Combined work and leisure physical activity and risk of stroke in men and women in the European prospective investigation into Cancer-Norfolk Prospective Population Study.
Neuroepidemiology 2006 ; 27: 122-9.
Myint PK, Luben RN, Wareham NJ, Welch AA, Bingham SA, Day NE, and Khaw KT
DOI : 10.1159/000095551
PubMed ID : 16946623
PMCID : 0

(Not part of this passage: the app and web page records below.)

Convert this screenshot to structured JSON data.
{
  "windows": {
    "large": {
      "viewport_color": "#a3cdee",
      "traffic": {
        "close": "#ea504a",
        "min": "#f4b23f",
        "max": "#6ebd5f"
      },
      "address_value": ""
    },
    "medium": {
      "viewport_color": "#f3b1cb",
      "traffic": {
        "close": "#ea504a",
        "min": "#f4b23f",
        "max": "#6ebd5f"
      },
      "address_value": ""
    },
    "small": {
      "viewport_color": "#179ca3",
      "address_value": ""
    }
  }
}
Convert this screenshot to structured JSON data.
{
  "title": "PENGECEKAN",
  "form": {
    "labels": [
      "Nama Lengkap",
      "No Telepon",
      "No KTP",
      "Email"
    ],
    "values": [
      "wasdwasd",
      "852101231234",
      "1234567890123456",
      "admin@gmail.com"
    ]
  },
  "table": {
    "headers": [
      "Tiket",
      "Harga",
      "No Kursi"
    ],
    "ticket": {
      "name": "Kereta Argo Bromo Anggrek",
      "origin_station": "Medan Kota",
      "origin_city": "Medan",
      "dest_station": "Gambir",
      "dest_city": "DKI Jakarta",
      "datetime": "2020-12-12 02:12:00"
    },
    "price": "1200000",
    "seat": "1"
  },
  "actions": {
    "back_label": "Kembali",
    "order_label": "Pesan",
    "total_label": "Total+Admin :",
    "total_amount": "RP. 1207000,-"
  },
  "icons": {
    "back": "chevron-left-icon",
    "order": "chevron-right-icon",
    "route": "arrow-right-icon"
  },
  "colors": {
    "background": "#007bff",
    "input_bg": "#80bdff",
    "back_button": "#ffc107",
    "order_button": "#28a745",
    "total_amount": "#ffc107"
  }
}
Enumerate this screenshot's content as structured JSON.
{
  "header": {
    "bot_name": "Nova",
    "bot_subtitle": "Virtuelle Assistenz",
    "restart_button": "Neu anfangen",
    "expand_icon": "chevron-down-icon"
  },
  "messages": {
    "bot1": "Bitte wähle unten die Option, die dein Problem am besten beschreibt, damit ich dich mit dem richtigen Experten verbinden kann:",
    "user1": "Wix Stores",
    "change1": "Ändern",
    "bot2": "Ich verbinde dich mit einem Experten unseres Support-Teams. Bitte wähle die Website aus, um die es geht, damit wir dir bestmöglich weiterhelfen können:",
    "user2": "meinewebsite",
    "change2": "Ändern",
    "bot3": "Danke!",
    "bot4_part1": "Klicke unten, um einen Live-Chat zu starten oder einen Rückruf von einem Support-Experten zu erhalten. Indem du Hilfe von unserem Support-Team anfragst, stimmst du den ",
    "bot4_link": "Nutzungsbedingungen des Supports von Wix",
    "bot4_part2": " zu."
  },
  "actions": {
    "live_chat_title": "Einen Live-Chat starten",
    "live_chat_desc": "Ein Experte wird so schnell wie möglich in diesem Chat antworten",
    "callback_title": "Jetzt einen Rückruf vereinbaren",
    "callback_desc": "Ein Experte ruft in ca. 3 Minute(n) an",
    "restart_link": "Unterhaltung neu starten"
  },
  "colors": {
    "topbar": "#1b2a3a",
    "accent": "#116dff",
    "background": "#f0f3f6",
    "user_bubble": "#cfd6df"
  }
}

Most studies to date support a protective role of physical activity in reducing stroke risk. However, they were not able to take into account combined work and leisure activity. We prospectively followed up 22,602 men and women aged 40-79 years, who had no history of stroke and myocardial infarction at baseline, participating in the European Prospective Investigation into Cancer-Norfolk. Participants were categorized into four levels of physical activity based on a validated self-reported questionnaire, which assesses combined work and leisure activities, at baseline during the period from 1993 to 1997. Stroke incidence was ascertained by death certificate and hospital record linkage data up to 2004, average 8.6 years of follow-up. We used the Cox proportional hazards model. There were 361 incident strokes during follow-up (total person years = 195,092). After adjusting for age, sex, systolic blood pressure, body mass index, cholesterol, history of diabetes and smoking, men and women who were physically active were less likely to have a stroke (relative risk = 0.70, 95% CI: 0.49-0.99, p = 0.024) compared to those who were inactive. This highlights the fact that efforts to increase physical activity in both the work place and in leisure time should be encouraged.